_What to work on_
Copy out the data exactly as it appears, without a single image.

(Beginning of Task input)

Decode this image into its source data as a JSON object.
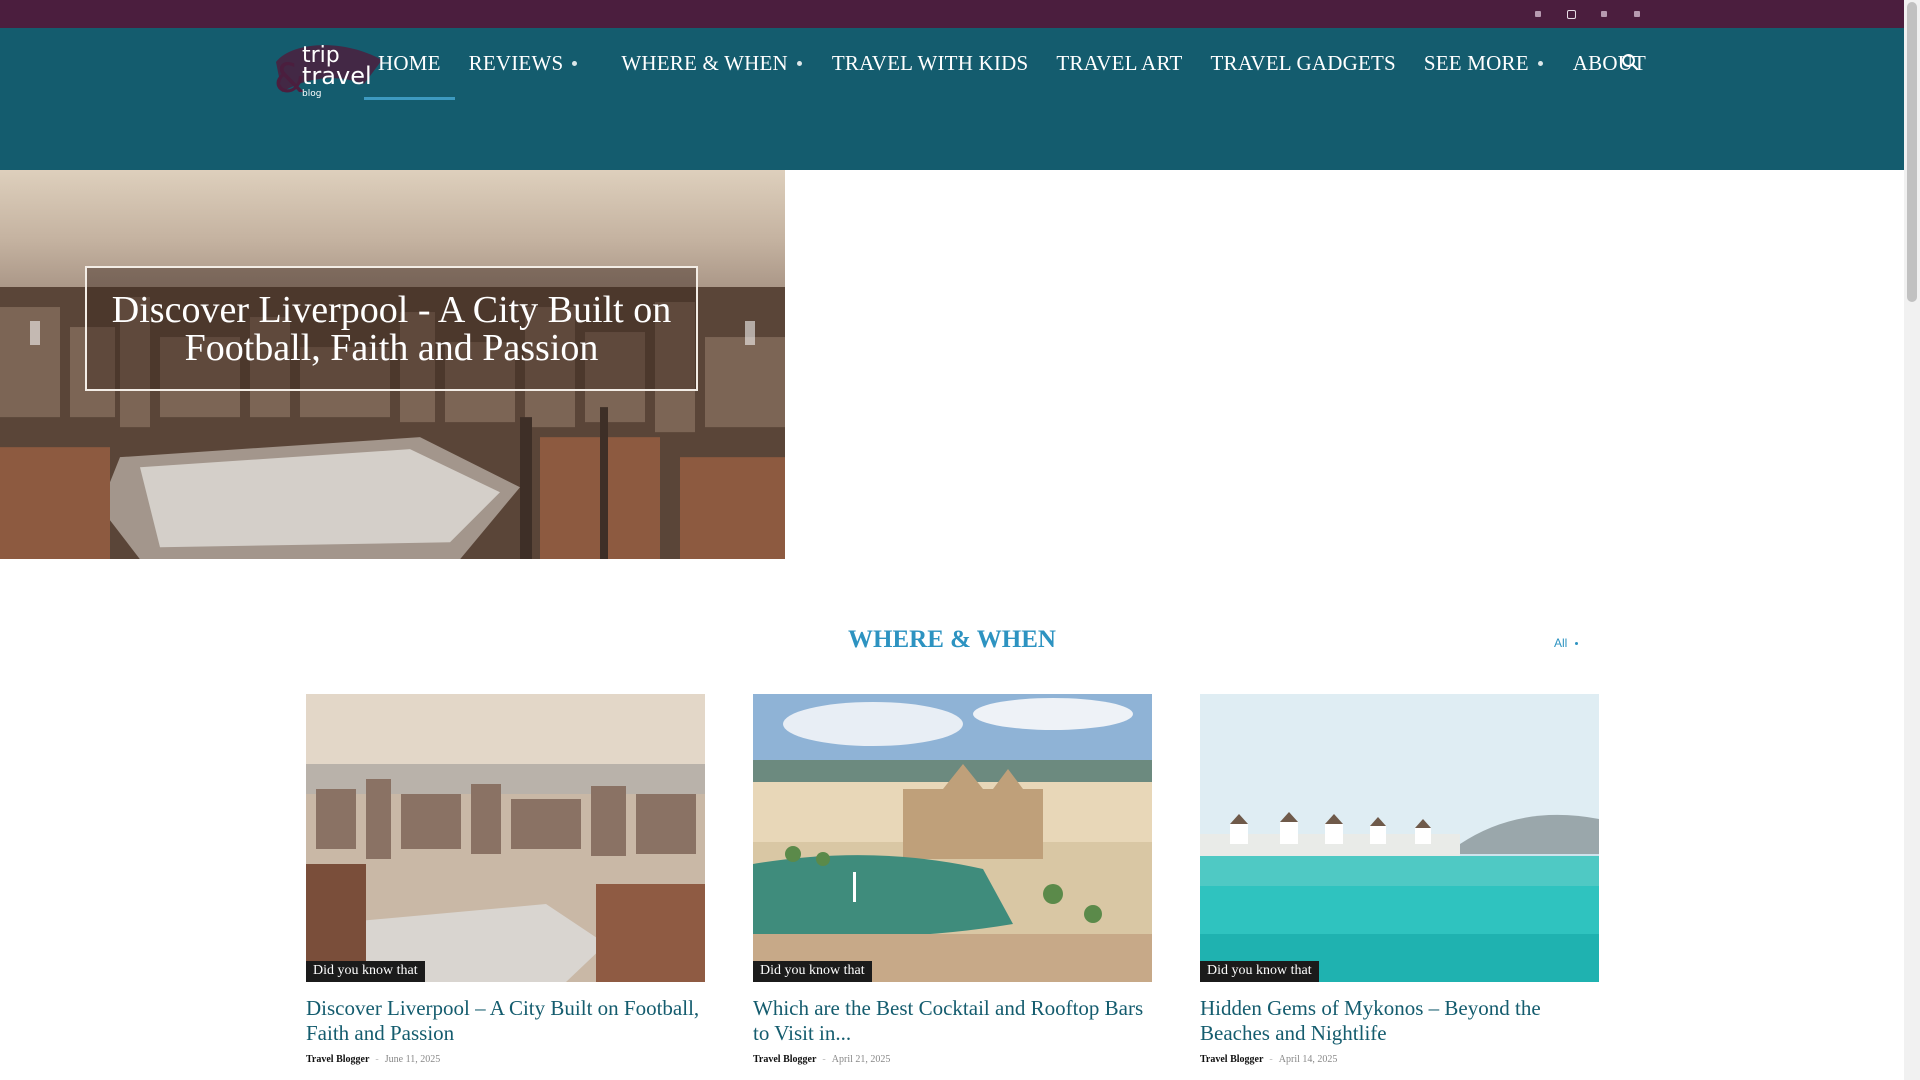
{
  "colors": {
    "topbar": "#4b1e3e",
    "header": "#145c6e",
    "accent": "#2d93c1",
    "nav_underline": "#3d9ac0",
    "badge": "#1b1b1b"
  },
  "topbar": {
    "social_icons": [
      "facebook-icon",
      "instagram-icon",
      "pinterest-icon",
      "twitter-icon"
    ]
  },
  "logo": {
    "line1": "trip",
    "line2": "travel",
    "line3": "blog",
    "ampersand": "&"
  },
  "nav": {
    "items": [
      {
        "label": "HOME",
        "active": true,
        "dropdown": false
      },
      {
        "label": "REVIEWS",
        "active": false,
        "dropdown": true
      },
      {
        "label": "WHERE & WHEN",
        "active": false,
        "dropdown": true
      },
      {
        "label": "TRAVEL WITH KIDS",
        "active": false,
        "dropdown": false
      },
      {
        "label": "TRAVEL ART",
        "active": false,
        "dropdown": false
      },
      {
        "label": "TRAVEL GADGETS",
        "active": false,
        "dropdown": false
      },
      {
        "label": "SEE MORE",
        "active": false,
        "dropdown": true
      },
      {
        "label": "ABOUT",
        "active": false,
        "dropdown": false
      }
    ],
    "search_icon": "search-icon"
  },
  "hero": {
    "title": "Discover Liverpool - A City Built on Football, Faith and Passion"
  },
  "section": {
    "title": "WHERE & WHEN",
    "all_label": "All"
  },
  "cards": [
    {
      "badge": "Did you know that",
      "title": "Discover Liverpool – A City Built on Football, Faith and Passion",
      "author": "Travel Blogger",
      "date": "June 11, 2025"
    },
    {
      "badge": "Did you know that",
      "title": "Which are the Best Cocktail and Rooftop Bars to Visit in...",
      "author": "Travel Blogger",
      "date": "April 21, 2025"
    },
    {
      "badge": "Did you know that",
      "title": "Hidden Gems of Mykonos – Beyond the Beaches and Nightlife",
      "author": "Travel Blogger",
      "date": "April 14, 2025"
    }
  ]
}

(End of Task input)

_Exercise solution_
Decode this image into its source data as a JSON object.
{
  "colors": {
    "topbar": "#4b1e3e",
    "header": "#145c6e",
    "accent": "#2d93c1",
    "nav_underline": "#3d9ac0",
    "badge": "#1b1b1b"
  },
  "topbar": {
    "social_icons": [
      "facebook-icon",
      "instagram-icon",
      "pinterest-icon",
      "twitter-icon"
    ]
  },
  "logo": {
    "line1": "trip",
    "line2": "travel",
    "line3": "blog",
    "ampersand": "&"
  },
  "nav": {
    "items": [
      {
        "label": "HOME",
        "active": true,
        "dropdown": false
      },
      {
        "label": "REVIEWS",
        "active": false,
        "dropdown": true
      },
      {
        "label": "WHERE & WHEN",
        "active": false,
        "dropdown": true
      },
      {
        "label": "TRAVEL WITH KIDS",
        "active": false,
        "dropdown": false
      },
      {
        "label": "TRAVEL ART",
        "active": false,
        "dropdown": false
      },
      {
        "label": "TRAVEL GADGETS",
        "active": false,
        "dropdown": false
      },
      {
        "label": "SEE MORE",
        "active": false,
        "dropdown": true
      },
      {
        "label": "ABOUT",
        "active": false,
        "dropdown": false
      }
    ],
    "search_icon": "search-icon"
  },
  "hero": {
    "title": "Discover Liverpool - A City Built on Football, Faith and Passion"
  },
  "section": {
    "title": "WHERE & WHEN",
    "all_label": "All"
  },
  "cards": [
    {
      "badge": "Did you know that",
      "title": "Discover Liverpool – A City Built on Football, Faith and Passion",
      "author": "Travel Blogger",
      "date": "June 11, 2025"
    },
    {
      "badge": "Did you know that",
      "title": "Which are the Best Cocktail and Rooftop Bars to Visit in...",
      "author": "Travel Blogger",
      "date": "April 21, 2025"
    },
    {
      "badge": "Did you know that",
      "title": "Hidden Gems of Mykonos – Beyond the Beaches and Nightlife",
      "author": "Travel Blogger",
      "date": "April 14, 2025"
    }
  ]
}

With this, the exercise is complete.